▶ **WHAT NEEDS TO BE DONE**:
Repeat the material in full. Keep every line exactly as it is.

▶ **DATA FOR REVIEW**:
· · ·

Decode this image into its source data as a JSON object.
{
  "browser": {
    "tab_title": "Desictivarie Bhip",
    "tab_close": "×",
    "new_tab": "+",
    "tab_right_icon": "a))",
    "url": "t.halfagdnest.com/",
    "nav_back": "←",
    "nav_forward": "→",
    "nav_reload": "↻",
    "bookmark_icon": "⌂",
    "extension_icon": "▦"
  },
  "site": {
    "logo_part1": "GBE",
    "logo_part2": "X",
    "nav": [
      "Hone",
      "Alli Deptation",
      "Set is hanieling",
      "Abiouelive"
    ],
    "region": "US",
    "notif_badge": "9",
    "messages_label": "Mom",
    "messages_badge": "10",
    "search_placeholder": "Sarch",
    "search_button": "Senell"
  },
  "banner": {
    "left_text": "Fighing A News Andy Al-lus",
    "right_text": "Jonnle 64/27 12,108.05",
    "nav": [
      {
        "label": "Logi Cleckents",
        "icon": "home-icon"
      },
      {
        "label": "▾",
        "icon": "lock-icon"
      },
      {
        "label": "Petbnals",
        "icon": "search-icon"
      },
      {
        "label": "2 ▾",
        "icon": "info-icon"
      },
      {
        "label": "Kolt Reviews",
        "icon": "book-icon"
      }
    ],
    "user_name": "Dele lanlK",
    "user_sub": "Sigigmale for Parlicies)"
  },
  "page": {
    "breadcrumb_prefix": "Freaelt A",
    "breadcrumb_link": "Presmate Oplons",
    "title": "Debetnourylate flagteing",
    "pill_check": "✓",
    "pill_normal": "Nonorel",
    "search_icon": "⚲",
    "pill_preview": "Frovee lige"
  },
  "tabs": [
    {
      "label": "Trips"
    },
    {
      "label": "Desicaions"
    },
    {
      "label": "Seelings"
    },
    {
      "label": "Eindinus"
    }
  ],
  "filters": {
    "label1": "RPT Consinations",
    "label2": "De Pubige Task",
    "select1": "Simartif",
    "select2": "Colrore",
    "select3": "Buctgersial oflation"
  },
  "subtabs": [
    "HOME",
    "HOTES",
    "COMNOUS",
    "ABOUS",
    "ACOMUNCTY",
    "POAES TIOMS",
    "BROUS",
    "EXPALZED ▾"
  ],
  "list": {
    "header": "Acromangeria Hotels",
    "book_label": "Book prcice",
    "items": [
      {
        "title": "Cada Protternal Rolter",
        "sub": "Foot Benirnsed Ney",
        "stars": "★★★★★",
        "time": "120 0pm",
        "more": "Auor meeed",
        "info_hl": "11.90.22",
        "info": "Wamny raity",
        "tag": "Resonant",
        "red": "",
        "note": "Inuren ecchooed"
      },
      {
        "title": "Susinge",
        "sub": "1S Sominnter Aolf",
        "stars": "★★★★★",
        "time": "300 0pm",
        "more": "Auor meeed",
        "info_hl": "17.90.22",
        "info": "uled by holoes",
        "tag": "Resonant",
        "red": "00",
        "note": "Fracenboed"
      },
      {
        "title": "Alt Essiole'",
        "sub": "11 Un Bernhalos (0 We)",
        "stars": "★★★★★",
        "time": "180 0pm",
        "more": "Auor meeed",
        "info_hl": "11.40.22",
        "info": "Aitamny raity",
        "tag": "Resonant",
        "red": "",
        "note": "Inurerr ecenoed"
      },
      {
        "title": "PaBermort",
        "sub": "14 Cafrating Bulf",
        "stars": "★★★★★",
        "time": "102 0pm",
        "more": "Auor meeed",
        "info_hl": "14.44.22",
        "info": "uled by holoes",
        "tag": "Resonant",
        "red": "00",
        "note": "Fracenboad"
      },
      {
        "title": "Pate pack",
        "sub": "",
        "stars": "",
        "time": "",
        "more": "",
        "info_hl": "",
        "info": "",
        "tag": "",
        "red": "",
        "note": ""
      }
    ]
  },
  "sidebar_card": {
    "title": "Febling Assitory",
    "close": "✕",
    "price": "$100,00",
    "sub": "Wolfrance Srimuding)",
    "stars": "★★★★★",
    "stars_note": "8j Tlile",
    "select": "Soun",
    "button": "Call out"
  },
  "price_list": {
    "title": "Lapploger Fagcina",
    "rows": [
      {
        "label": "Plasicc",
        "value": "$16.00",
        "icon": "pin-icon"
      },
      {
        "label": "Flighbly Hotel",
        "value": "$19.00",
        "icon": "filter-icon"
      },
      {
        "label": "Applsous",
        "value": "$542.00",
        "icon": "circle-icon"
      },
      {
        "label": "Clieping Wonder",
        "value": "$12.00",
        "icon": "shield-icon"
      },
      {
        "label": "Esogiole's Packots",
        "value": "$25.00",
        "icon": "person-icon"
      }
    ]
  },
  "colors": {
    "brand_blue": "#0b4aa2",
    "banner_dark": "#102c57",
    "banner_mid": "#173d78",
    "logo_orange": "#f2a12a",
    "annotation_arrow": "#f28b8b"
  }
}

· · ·

▶ **TASK SOLUTION**:
Decode this image into its source data as a JSON object.
{
  "browser": {
    "tab_title": "Desictivarie Bhip",
    "tab_close": "×",
    "new_tab": "+",
    "tab_right_icon": "a))",
    "url": "t.halfagdnest.com/",
    "nav_back": "←",
    "nav_forward": "→",
    "nav_reload": "↻",
    "bookmark_icon": "⌂",
    "extension_icon": "▦"
  },
  "site": {
    "logo_part1": "GBE",
    "logo_part2": "X",
    "nav": [
      "Hone",
      "Alli Deptation",
      "Set is hanieling",
      "Abiouelive"
    ],
    "region": "US",
    "notif_badge": "9",
    "messages_label": "Mom",
    "messages_badge": "10",
    "search_placeholder": "Sarch",
    "search_button": "Senell"
  },
  "banner": {
    "left_text": "Fighing A News Andy Al-lus",
    "right_text": "Jonnle 64/27 12,108.05",
    "nav": [
      {
        "label": "Logi Cleckents",
        "icon": "home-icon"
      },
      {
        "label": "▾",
        "icon": "lock-icon"
      },
      {
        "label": "Petbnals",
        "icon": "search-icon"
      },
      {
        "label": "2 ▾",
        "icon": "info-icon"
      },
      {
        "label": "Kolt Reviews",
        "icon": "book-icon"
      }
    ],
    "user_name": "Dele lanlK",
    "user_sub": "Sigigmale for Parlicies)"
  },
  "page": {
    "breadcrumb_prefix": "Freaelt A",
    "breadcrumb_link": "Presmate Oplons",
    "title": "Debetnourylate flagteing",
    "pill_check": "✓",
    "pill_normal": "Nonorel",
    "search_icon": "⚲",
    "pill_preview": "Frovee lige"
  },
  "tabs": [
    {
      "label": "Trips"
    },
    {
      "label": "Desicaions"
    },
    {
      "label": "Seelings"
    },
    {
      "label": "Eindinus"
    }
  ],
  "filters": {
    "label1": "RPT Consinations",
    "label2": "De Pubige Task",
    "select1": "Simartif",
    "select2": "Colrore",
    "select3": "Buctgersial oflation"
  },
  "subtabs": [
    "HOME",
    "HOTES",
    "COMNOUS",
    "ABOUS",
    "ACOMUNCTY",
    "POAES TIOMS",
    "BROUS",
    "EXPALZED ▾"
  ],
  "list": {
    "header": "Acromangeria Hotels",
    "book_label": "Book prcice",
    "items": [
      {
        "title": "Cada Protternal Rolter",
        "sub": "Foot Benirnsed Ney",
        "stars": "★★★★★",
        "time": "120 0pm",
        "more": "Auor meeed",
        "info_hl": "11.90.22",
        "info": "Wamny raity",
        "tag": "Resonant",
        "red": "",
        "note": "Inuren ecchooed"
      },
      {
        "title": "Susinge",
        "sub": "1S Sominnter Aolf",
        "stars": "★★★★★",
        "time": "300 0pm",
        "more": "Auor meeed",
        "info_hl": "17.90.22",
        "info": "uled by holoes",
        "tag": "Resonant",
        "red": "00",
        "note": "Fracenboed"
      },
      {
        "title": "Alt Essiole'",
        "sub": "11 Un Bernhalos (0 We)",
        "stars": "★★★★★",
        "time": "180 0pm",
        "more": "Auor meeed",
        "info_hl": "11.40.22",
        "info": "Aitamny raity",
        "tag": "Resonant",
        "red": "",
        "note": "Inurerr ecenoed"
      },
      {
        "title": "PaBermort",
        "sub": "14 Cafrating Bulf",
        "stars": "★★★★★",
        "time": "102 0pm",
        "more": "Auor meeed",
        "info_hl": "14.44.22",
        "info": "uled by holoes",
        "tag": "Resonant",
        "red": "00",
        "note": "Fracenboad"
      },
      {
        "title": "Pate pack",
        "sub": "",
        "stars": "",
        "time": "",
        "more": "",
        "info_hl": "",
        "info": "",
        "tag": "",
        "red": "",
        "note": ""
      }
    ]
  },
  "sidebar_card": {
    "title": "Febling Assitory",
    "close": "✕",
    "price": "$100,00",
    "sub": "Wolfrance Srimuding)",
    "stars": "★★★★★",
    "stars_note": "8j Tlile",
    "select": "Soun",
    "button": "Call out"
  },
  "price_list": {
    "title": "Lapploger Fagcina",
    "rows": [
      {
        "label": "Plasicc",
        "value": "$16.00",
        "icon": "pin-icon"
      },
      {
        "label": "Flighbly Hotel",
        "value": "$19.00",
        "icon": "filter-icon"
      },
      {
        "label": "Applsous",
        "value": "$542.00",
        "icon": "circle-icon"
      },
      {
        "label": "Clieping Wonder",
        "value": "$12.00",
        "icon": "shield-icon"
      },
      {
        "label": "Esogiole's Packots",
        "value": "$25.00",
        "icon": "person-icon"
      }
    ]
  },
  "colors": {
    "brand_blue": "#0b4aa2",
    "banner_dark": "#102c57",
    "banner_mid": "#173d78",
    "logo_orange": "#f2a12a",
    "annotation_arrow": "#f28b8b"
  }
}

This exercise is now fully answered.